*** Opening of DATA PROVIDED ***

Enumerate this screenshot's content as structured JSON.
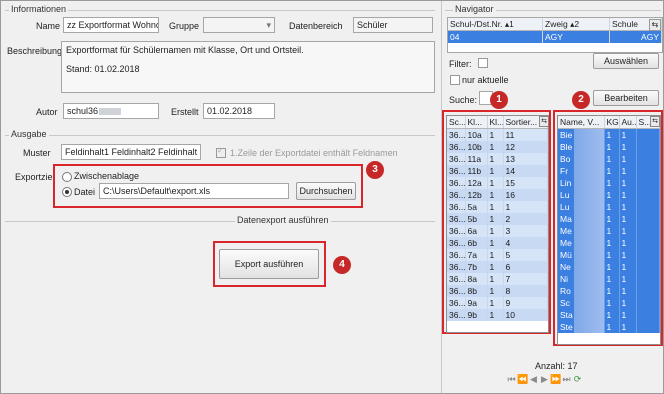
{
  "info": {
    "section_title": "Informationen",
    "name_label": "Name",
    "name_value": "zz Exportformat Wohnor",
    "gruppe_label": "Gruppe",
    "gruppe_value": "",
    "datenbereich_label": "Datenbereich",
    "datenbereich_value": "Schüler",
    "beschreibung_label": "Beschreibung",
    "beschreibung_line1": "Exportformat für Schülernamen mit Klasse, Ort und Ortsteil.",
    "beschreibung_line2": "Stand: 01.02.2018",
    "autor_label": "Autor",
    "autor_value": "schul36",
    "erstellt_label": "Erstellt",
    "erstellt_value": "01.02.2018"
  },
  "ausgabe": {
    "section_title": "Ausgabe",
    "muster_label": "Muster",
    "muster_value": "Feldinhalt1    Feldinhalt2    Feldinhalt",
    "header_checkbox_label": "1.Zeile der Exportdatei enthält Feldnamen",
    "exportziel_label": "Exportziel",
    "option_clipboard": "Zwischenablage",
    "option_file": "Datei",
    "file_path": "C:\\Users\\Default\\export.xls",
    "browse_label": "Durchsuchen"
  },
  "run": {
    "section_title": "Datenexport ausführen",
    "button_label": "Export ausführen"
  },
  "badges": [
    "1",
    "2",
    "3",
    "4"
  ],
  "navigator": {
    "title": "Navigator",
    "col_schulnr": "Schul-/Dst.Nr.",
    "col_zweig": "Zweig",
    "col_schule": "Schule",
    "row_schulnr": "04",
    "row_zweig": "AGY",
    "row_schule": "AGY",
    "filter_label": "Filter:",
    "nur_aktuelle_label": "nur aktuelle",
    "auswaehlen_label": "Auswählen",
    "suche_label": "Suche:",
    "bearbeiten_label": "Bearbeiten",
    "anzahl_label": "Anzahl: 17"
  },
  "klassen_grid": {
    "headers": [
      "Sc...",
      "Kl...",
      "Kl...",
      "Sortier..."
    ],
    "rows": [
      [
        "36...",
        "10a",
        "1",
        "11"
      ],
      [
        "36...",
        "10b",
        "1",
        "12"
      ],
      [
        "36...",
        "11a",
        "1",
        "13"
      ],
      [
        "36...",
        "11b",
        "1",
        "14"
      ],
      [
        "36...",
        "12a",
        "1",
        "15"
      ],
      [
        "36...",
        "12b",
        "1",
        "16"
      ],
      [
        "36...",
        "5a",
        "1",
        "1"
      ],
      [
        "36...",
        "5b",
        "1",
        "2"
      ],
      [
        "36...",
        "6a",
        "1",
        "3"
      ],
      [
        "36...",
        "6b",
        "1",
        "4"
      ],
      [
        "36...",
        "7a",
        "1",
        "5"
      ],
      [
        "36...",
        "7b",
        "1",
        "6"
      ],
      [
        "36...",
        "8a",
        "1",
        "7"
      ],
      [
        "36...",
        "8b",
        "1",
        "8"
      ],
      [
        "36...",
        "9a",
        "1",
        "9"
      ],
      [
        "36...",
        "9b",
        "1",
        "10"
      ]
    ]
  },
  "schueler_grid": {
    "headers": [
      "Name, V...",
      "KG",
      "Au...",
      "S..."
    ],
    "rows": [
      [
        "Bie",
        "1",
        "1",
        ""
      ],
      [
        "Ble",
        "1",
        "1",
        ""
      ],
      [
        "Bo",
        "1",
        "1",
        ""
      ],
      [
        "Fr",
        "1",
        "1",
        ""
      ],
      [
        "Lin",
        "1",
        "1",
        ""
      ],
      [
        "Lu",
        "1",
        "1",
        ""
      ],
      [
        "Lu",
        "1",
        "1",
        ""
      ],
      [
        "Ma",
        "1",
        "1",
        ""
      ],
      [
        "Me",
        "1",
        "1",
        ""
      ],
      [
        "Me",
        "1",
        "1",
        ""
      ],
      [
        "Mü",
        "1",
        "1",
        ""
      ],
      [
        "Ne",
        "1",
        "1",
        ""
      ],
      [
        "Ni",
        "1",
        "1",
        ""
      ],
      [
        "Ro",
        "1",
        "1",
        ""
      ],
      [
        "Sc",
        "1",
        "1",
        ""
      ],
      [
        "Sta",
        "1",
        "1",
        ""
      ],
      [
        "Ste",
        "1",
        "1",
        ""
      ]
    ]
  },
  "colors": {
    "accent_red": "#d9262b",
    "selection_blue": "#3b7fe0",
    "badge_red": "#c62828"
  }
}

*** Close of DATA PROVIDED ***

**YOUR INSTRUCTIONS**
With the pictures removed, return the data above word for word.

**EXPECTED ANSWER**
Enumerate this screenshot's content as structured JSON.
{
  "info": {
    "section_title": "Informationen",
    "name_label": "Name",
    "name_value": "zz Exportformat Wohnor",
    "gruppe_label": "Gruppe",
    "gruppe_value": "",
    "datenbereich_label": "Datenbereich",
    "datenbereich_value": "Schüler",
    "beschreibung_label": "Beschreibung",
    "beschreibung_line1": "Exportformat für Schülernamen mit Klasse, Ort und Ortsteil.",
    "beschreibung_line2": "Stand: 01.02.2018",
    "autor_label": "Autor",
    "autor_value": "schul36",
    "erstellt_label": "Erstellt",
    "erstellt_value": "01.02.2018"
  },
  "ausgabe": {
    "section_title": "Ausgabe",
    "muster_label": "Muster",
    "muster_value": "Feldinhalt1    Feldinhalt2    Feldinhalt",
    "header_checkbox_label": "1.Zeile der Exportdatei enthält Feldnamen",
    "exportziel_label": "Exportziel",
    "option_clipboard": "Zwischenablage",
    "option_file": "Datei",
    "file_path": "C:\\Users\\Default\\export.xls",
    "browse_label": "Durchsuchen"
  },
  "run": {
    "section_title": "Datenexport ausführen",
    "button_label": "Export ausführen"
  },
  "badges": [
    "1",
    "2",
    "3",
    "4"
  ],
  "navigator": {
    "title": "Navigator",
    "col_schulnr": "Schul-/Dst.Nr.",
    "col_zweig": "Zweig",
    "col_schule": "Schule",
    "row_schulnr": "04",
    "row_zweig": "AGY",
    "row_schule": "AGY",
    "filter_label": "Filter:",
    "nur_aktuelle_label": "nur aktuelle",
    "auswaehlen_label": "Auswählen",
    "suche_label": "Suche:",
    "bearbeiten_label": "Bearbeiten",
    "anzahl_label": "Anzahl: 17"
  },
  "klassen_grid": {
    "headers": [
      "Sc...",
      "Kl...",
      "Kl...",
      "Sortier..."
    ],
    "rows": [
      [
        "36...",
        "10a",
        "1",
        "11"
      ],
      [
        "36...",
        "10b",
        "1",
        "12"
      ],
      [
        "36...",
        "11a",
        "1",
        "13"
      ],
      [
        "36...",
        "11b",
        "1",
        "14"
      ],
      [
        "36...",
        "12a",
        "1",
        "15"
      ],
      [
        "36...",
        "12b",
        "1",
        "16"
      ],
      [
        "36...",
        "5a",
        "1",
        "1"
      ],
      [
        "36...",
        "5b",
        "1",
        "2"
      ],
      [
        "36...",
        "6a",
        "1",
        "3"
      ],
      [
        "36...",
        "6b",
        "1",
        "4"
      ],
      [
        "36...",
        "7a",
        "1",
        "5"
      ],
      [
        "36...",
        "7b",
        "1",
        "6"
      ],
      [
        "36...",
        "8a",
        "1",
        "7"
      ],
      [
        "36...",
        "8b",
        "1",
        "8"
      ],
      [
        "36...",
        "9a",
        "1",
        "9"
      ],
      [
        "36...",
        "9b",
        "1",
        "10"
      ]
    ]
  },
  "schueler_grid": {
    "headers": [
      "Name, V...",
      "KG",
      "Au...",
      "S..."
    ],
    "rows": [
      [
        "Bie",
        "1",
        "1",
        ""
      ],
      [
        "Ble",
        "1",
        "1",
        ""
      ],
      [
        "Bo",
        "1",
        "1",
        ""
      ],
      [
        "Fr",
        "1",
        "1",
        ""
      ],
      [
        "Lin",
        "1",
        "1",
        ""
      ],
      [
        "Lu",
        "1",
        "1",
        ""
      ],
      [
        "Lu",
        "1",
        "1",
        ""
      ],
      [
        "Ma",
        "1",
        "1",
        ""
      ],
      [
        "Me",
        "1",
        "1",
        ""
      ],
      [
        "Me",
        "1",
        "1",
        ""
      ],
      [
        "Mü",
        "1",
        "1",
        ""
      ],
      [
        "Ne",
        "1",
        "1",
        ""
      ],
      [
        "Ni",
        "1",
        "1",
        ""
      ],
      [
        "Ro",
        "1",
        "1",
        ""
      ],
      [
        "Sc",
        "1",
        "1",
        ""
      ],
      [
        "Sta",
        "1",
        "1",
        ""
      ],
      [
        "Ste",
        "1",
        "1",
        ""
      ]
    ]
  },
  "colors": {
    "accent_red": "#d9262b",
    "selection_blue": "#3b7fe0",
    "badge_red": "#c62828"
  }
}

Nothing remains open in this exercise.